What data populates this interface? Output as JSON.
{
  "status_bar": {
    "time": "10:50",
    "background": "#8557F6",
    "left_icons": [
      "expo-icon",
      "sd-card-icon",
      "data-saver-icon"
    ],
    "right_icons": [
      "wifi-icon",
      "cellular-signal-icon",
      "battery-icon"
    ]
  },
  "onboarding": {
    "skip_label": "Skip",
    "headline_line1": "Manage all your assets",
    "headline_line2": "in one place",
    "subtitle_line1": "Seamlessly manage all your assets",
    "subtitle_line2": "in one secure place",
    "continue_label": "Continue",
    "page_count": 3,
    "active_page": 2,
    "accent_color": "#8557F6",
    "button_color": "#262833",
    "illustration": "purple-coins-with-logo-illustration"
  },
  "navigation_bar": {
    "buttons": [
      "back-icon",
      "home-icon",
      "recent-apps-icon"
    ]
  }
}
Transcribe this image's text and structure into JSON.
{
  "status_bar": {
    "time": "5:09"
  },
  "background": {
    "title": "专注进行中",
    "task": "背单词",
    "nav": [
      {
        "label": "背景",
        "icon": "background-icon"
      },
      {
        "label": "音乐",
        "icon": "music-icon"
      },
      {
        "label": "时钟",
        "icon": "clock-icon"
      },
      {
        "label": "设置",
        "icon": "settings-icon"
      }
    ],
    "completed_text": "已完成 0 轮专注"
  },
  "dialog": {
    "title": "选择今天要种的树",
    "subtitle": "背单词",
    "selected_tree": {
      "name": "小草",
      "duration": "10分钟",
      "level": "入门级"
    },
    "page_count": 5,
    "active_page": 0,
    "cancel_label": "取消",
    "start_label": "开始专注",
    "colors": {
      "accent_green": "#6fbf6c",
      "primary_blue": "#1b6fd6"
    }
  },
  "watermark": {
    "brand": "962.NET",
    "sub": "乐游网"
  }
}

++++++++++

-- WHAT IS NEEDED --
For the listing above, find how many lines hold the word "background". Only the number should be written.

-- RESPONSE TO THE TASK --
3